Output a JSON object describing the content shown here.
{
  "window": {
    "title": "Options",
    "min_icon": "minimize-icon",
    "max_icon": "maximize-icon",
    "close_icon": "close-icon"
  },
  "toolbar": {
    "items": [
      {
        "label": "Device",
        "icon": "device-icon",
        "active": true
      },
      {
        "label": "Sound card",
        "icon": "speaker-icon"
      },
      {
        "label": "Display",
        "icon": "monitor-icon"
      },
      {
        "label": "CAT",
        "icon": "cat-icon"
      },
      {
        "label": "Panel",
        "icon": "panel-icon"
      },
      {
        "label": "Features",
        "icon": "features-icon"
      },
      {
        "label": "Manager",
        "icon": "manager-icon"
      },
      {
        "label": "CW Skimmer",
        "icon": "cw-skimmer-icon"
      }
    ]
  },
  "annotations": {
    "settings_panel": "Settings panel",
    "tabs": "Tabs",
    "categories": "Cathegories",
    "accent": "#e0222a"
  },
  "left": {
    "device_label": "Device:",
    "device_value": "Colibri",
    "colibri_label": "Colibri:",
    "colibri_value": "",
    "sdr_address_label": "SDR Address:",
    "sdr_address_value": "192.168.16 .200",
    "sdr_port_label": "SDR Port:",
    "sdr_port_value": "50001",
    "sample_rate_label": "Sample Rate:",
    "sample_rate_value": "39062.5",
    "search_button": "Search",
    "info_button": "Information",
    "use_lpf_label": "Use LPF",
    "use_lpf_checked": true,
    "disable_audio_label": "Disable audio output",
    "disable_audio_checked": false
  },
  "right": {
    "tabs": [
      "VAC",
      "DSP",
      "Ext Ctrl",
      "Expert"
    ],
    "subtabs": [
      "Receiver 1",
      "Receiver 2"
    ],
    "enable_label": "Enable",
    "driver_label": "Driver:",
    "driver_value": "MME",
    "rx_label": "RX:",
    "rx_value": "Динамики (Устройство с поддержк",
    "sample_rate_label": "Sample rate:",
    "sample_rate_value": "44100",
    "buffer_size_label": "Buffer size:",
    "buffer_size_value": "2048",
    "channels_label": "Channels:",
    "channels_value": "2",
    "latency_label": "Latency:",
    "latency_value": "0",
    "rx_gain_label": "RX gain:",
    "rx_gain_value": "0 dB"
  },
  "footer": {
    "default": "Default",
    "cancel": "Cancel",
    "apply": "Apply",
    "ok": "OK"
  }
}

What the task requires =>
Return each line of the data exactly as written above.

Answer to this exercise =>
Output a JSON object describing the content shown here.
{
  "window": {
    "title": "Options",
    "min_icon": "minimize-icon",
    "max_icon": "maximize-icon",
    "close_icon": "close-icon"
  },
  "toolbar": {
    "items": [
      {
        "label": "Device",
        "icon": "device-icon",
        "active": true
      },
      {
        "label": "Sound card",
        "icon": "speaker-icon"
      },
      {
        "label": "Display",
        "icon": "monitor-icon"
      },
      {
        "label": "CAT",
        "icon": "cat-icon"
      },
      {
        "label": "Panel",
        "icon": "panel-icon"
      },
      {
        "label": "Features",
        "icon": "features-icon"
      },
      {
        "label": "Manager",
        "icon": "manager-icon"
      },
      {
        "label": "CW Skimmer",
        "icon": "cw-skimmer-icon"
      }
    ]
  },
  "annotations": {
    "settings_panel": "Settings panel",
    "tabs": "Tabs",
    "categories": "Cathegories",
    "accent": "#e0222a"
  },
  "left": {
    "device_label": "Device:",
    "device_value": "Colibri",
    "colibri_label": "Colibri:",
    "colibri_value": "",
    "sdr_address_label": "SDR Address:",
    "sdr_address_value": "192.168.16 .200",
    "sdr_port_label": "SDR Port:",
    "sdr_port_value": "50001",
    "sample_rate_label": "Sample Rate:",
    "sample_rate_value": "39062.5",
    "search_button": "Search",
    "info_button": "Information",
    "use_lpf_label": "Use LPF",
    "use_lpf_checked": true,
    "disable_audio_label": "Disable audio output",
    "disable_audio_checked": false
  },
  "right": {
    "tabs": [
      "VAC",
      "DSP",
      "Ext Ctrl",
      "Expert"
    ],
    "subtabs": [
      "Receiver 1",
      "Receiver 2"
    ],
    "enable_label": "Enable",
    "driver_label": "Driver:",
    "driver_value": "MME",
    "rx_label": "RX:",
    "rx_value": "Динамики (Устройство с поддержк",
    "sample_rate_label": "Sample rate:",
    "sample_rate_value": "44100",
    "buffer_size_label": "Buffer size:",
    "buffer_size_value": "2048",
    "channels_label": "Channels:",
    "channels_value": "2",
    "latency_label": "Latency:",
    "latency_value": "0",
    "rx_gain_label": "RX gain:",
    "rx_gain_value": "0 dB"
  },
  "footer": {
    "default": "Default",
    "cancel": "Cancel",
    "apply": "Apply",
    "ok": "OK"
  }
}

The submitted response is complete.